Seasonal Unemployment: Seasonal unemployment occurs when people are able to find jobs only during some months of the year. This kind of unemployment is generally found in the agricultural sector.
11. Why is educated unemployment a peculiar problem of India?
Ans. The joblessness among the educated i.e. matriculates and above, is called educated unemployment. Unemployment problem signifies the wastage of human resources. If unemployment is high among the educated persons the quantum of wastage of resources will be greater. This is due to investments in education and skill formation. There is a feeling of hopelessness among the educated youth. In India, a lot of money is being spent on education every year. People who should have been assets for the economy have turned into liabilities. In this way, educated unemployment is one of the big problems for India.
12. In which field do you think India can build the maximum employment opportunity?
Ans. India can build maximum employment opportunity in the agricultural sector. Agriculture is the most labour absorbing sector of the economy. Multiple cropping may help a lot in this regard.
13. Can you suggest some measures in the education system to mitigate the problem of educated unemployed?
Ans. The education system in India is not employment oriented. There is too much emphasis on general education rather than vocational education. More employment exchange offices should be opened in the country. Though these employment exchanges will not directly provide employment, they will be of great assistance in directing the educated job seekers to the possible areas of employment.
14. Can you imagine some village which initially had no job opportunity but later came up with many?
Ans. We can imagine a village inhabited by several families. Initially, the village was self-reliant in the sense that each family produced all goods to meet the needs of its members. But later, it came up with many job opportunities. One of the families decided to send one of its sons to an agriculture college. After completing his education, he became an agro-engineer in the village. Inspired by this, all the families of the village requested the panchayat to open a school in the village. The panchayat opened a school with the help of the government and a teacher was recruited for the school. After some time, one of the families sent its daughter for training in tailoring. After getting the necessary training, she started stitching clothes for the villagers. Thus, there was another job – that of a tailor in the village. In this way, various job types were created in the village.
15. Which capital would you consider the best — land, labour, physical capital and human capital? Why?
Ans. The effective use of physical capital only depends upon human capital.

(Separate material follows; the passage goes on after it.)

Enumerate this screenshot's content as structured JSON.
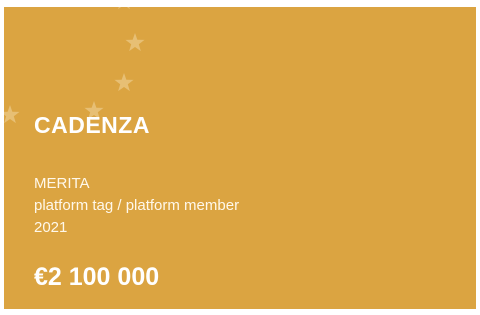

Human capital makes use of the other resources like land, labour and physical capital to produce an output. The other resources cannot become useful on their own. Hence, human capital may well be considered the best among all the resources.